You know when a book’s foreword is written by Stephen King, who is singing the book’s and the writer’s praises, it is going to be good.
Worlds' end is a collection of short stories, written by Neil Gaiman, and the 8th volume in the Sandman series. The stories are all told by travellers, who are stranded at an Inn called Worlds' end. Travellers such as Brant Tucker, who narrates the intermediate between stories; Jim, a Sailor from 1908; Mister Gaheris, a man who lives in fear of cities; Cluracan, an Elf who was returning home after a diplomatic mission; an Asian man spreading the word of Prez and Petrefax, telling a story of an Air Burial.
I'll admit when I first read Worlds' end, it didn't jump out at me as great. I understand the level of detail and skill that has gone into this book, and I appreciate it. It's just I feel that, because the book switches from story from story, I don't have enough time to really appreciate or get to know the person telling it. The best part of these stories was definitely the writing. Neil Gaiman is well known for a reason. His depth and intricacy was stunning. These worlds, of which I only saw a maximum of 22 pages, I felt were fully developed, especially the world of Necropilis, which Petrefax tells us of. This is a world dealing with burying the dead (hence Stephen King's interest XD). Also there is a certain depth to these stories, of which I find a perfect example in Mistress Veltis telling a story of her withered hand, which is told in a story by a member of the Burial Party, which is told by Petrefax, who is in a story told to us by Neil Gaiman. (I just hope you can follow that, and if you can't read the Novel and you'll see what I mean)

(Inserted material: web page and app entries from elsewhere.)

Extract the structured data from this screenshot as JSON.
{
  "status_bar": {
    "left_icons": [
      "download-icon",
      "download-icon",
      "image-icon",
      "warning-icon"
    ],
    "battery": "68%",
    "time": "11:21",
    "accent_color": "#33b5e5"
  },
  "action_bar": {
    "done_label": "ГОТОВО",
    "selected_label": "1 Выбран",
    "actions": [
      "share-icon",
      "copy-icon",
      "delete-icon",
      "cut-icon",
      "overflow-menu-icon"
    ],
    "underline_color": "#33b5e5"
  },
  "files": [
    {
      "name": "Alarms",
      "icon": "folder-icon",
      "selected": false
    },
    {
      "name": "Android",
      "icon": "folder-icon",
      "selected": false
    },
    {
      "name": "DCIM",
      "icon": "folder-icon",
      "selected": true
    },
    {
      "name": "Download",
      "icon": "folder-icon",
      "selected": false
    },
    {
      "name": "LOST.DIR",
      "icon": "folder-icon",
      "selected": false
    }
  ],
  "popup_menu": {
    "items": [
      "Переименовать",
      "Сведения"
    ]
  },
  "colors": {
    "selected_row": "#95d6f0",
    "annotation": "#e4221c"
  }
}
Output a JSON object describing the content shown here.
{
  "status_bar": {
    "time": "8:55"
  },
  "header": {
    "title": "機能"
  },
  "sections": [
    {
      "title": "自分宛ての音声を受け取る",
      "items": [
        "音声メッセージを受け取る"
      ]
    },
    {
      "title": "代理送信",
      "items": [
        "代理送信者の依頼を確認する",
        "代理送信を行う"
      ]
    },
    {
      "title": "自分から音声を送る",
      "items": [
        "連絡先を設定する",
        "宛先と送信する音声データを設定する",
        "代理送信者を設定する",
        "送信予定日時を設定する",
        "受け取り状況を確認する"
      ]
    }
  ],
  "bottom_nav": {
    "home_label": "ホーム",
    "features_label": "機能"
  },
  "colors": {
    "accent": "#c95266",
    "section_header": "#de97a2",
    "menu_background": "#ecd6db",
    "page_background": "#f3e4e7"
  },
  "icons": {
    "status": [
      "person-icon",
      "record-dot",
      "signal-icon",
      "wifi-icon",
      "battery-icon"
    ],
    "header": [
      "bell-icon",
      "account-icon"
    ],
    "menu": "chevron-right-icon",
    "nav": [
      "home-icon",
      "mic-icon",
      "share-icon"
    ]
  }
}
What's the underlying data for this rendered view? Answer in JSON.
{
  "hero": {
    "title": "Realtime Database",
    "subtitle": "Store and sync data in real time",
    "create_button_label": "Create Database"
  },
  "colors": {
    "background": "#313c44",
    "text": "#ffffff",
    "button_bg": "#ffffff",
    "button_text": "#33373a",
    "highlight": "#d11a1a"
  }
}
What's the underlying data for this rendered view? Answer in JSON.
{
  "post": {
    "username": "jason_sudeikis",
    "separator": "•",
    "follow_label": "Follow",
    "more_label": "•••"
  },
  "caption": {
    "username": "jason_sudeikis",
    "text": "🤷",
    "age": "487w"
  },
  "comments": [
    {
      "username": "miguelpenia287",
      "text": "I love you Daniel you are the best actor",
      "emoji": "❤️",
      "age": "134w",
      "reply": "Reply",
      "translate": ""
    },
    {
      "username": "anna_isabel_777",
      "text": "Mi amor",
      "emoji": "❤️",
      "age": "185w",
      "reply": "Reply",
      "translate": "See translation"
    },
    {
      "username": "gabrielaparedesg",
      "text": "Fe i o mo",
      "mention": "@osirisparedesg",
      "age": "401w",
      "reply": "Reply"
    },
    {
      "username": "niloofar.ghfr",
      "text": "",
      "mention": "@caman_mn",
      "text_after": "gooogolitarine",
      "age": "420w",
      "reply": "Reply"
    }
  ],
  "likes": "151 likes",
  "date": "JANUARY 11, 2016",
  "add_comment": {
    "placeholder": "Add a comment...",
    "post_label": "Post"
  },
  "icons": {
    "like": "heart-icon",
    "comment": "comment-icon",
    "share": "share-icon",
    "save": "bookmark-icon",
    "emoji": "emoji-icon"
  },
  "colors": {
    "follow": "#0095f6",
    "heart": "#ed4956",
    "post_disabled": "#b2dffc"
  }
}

No spoilers this week, because to tell them all would take up of my revision time which I have set aside and ruin the story, and the thrill of finding out for yourself. And to The Mysterious Pepsi, I know this is technically Vertigo, but that’s still DC. TTFN, LL’n’P